Skip Navigation
May 13, 2024

CSU-led satellite mission to study extreme weather moves into construction phase

A Colorado State University-led effort to study storms and extreme weather from space using small satellites passed a key review by NASA in November 2023. With that approval in hand, the team will now focus on building the satellites and instruments with industry partners in Colorado, while also developing the needed research techniques and software to accomplish its mission.

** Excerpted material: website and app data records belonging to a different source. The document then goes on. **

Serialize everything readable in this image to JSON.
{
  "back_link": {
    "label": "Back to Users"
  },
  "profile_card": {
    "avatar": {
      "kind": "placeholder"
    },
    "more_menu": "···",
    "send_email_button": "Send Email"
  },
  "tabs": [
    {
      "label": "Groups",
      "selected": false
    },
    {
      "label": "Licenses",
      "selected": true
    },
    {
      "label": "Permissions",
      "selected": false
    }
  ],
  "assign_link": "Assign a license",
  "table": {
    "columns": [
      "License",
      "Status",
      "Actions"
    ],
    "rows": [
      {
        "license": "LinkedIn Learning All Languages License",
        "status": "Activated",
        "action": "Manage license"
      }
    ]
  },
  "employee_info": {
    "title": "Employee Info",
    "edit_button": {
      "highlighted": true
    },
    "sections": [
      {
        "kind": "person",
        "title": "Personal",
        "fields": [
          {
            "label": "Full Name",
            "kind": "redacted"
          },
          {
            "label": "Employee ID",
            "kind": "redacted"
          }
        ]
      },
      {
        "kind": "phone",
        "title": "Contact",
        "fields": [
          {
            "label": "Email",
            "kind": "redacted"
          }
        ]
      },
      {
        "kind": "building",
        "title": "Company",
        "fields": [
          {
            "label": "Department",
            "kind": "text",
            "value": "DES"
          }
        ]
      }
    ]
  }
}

The development marks an important milestone for the $177 million at selection Investigation of Convective Updrafts mission known as INCUS. The project aims to understand when, where and why tropical convective storms form and why only some of them produce extreme weather like heavy rain and strong wind. Key to those questions is the role of the vertical transportation of air and water in those types of storms – an aspect that is currently not well understood or easy to represent in forecasts and modeling. The INCUS mission addresses that need directly by using multiple satellites orbiting the planet to provide a sequential, top-down view of the dynamics within storms and how they change.

The move from the design stage to the construction stage of the instruments, spacecraft and mission systems sets up a launch that will occur no later than 2027, said Principal Investigator Sue van den Heever, a University Distinguished Professor in the Department of Atmospheric Science.

More information can be found in this article by Josh Rhoten.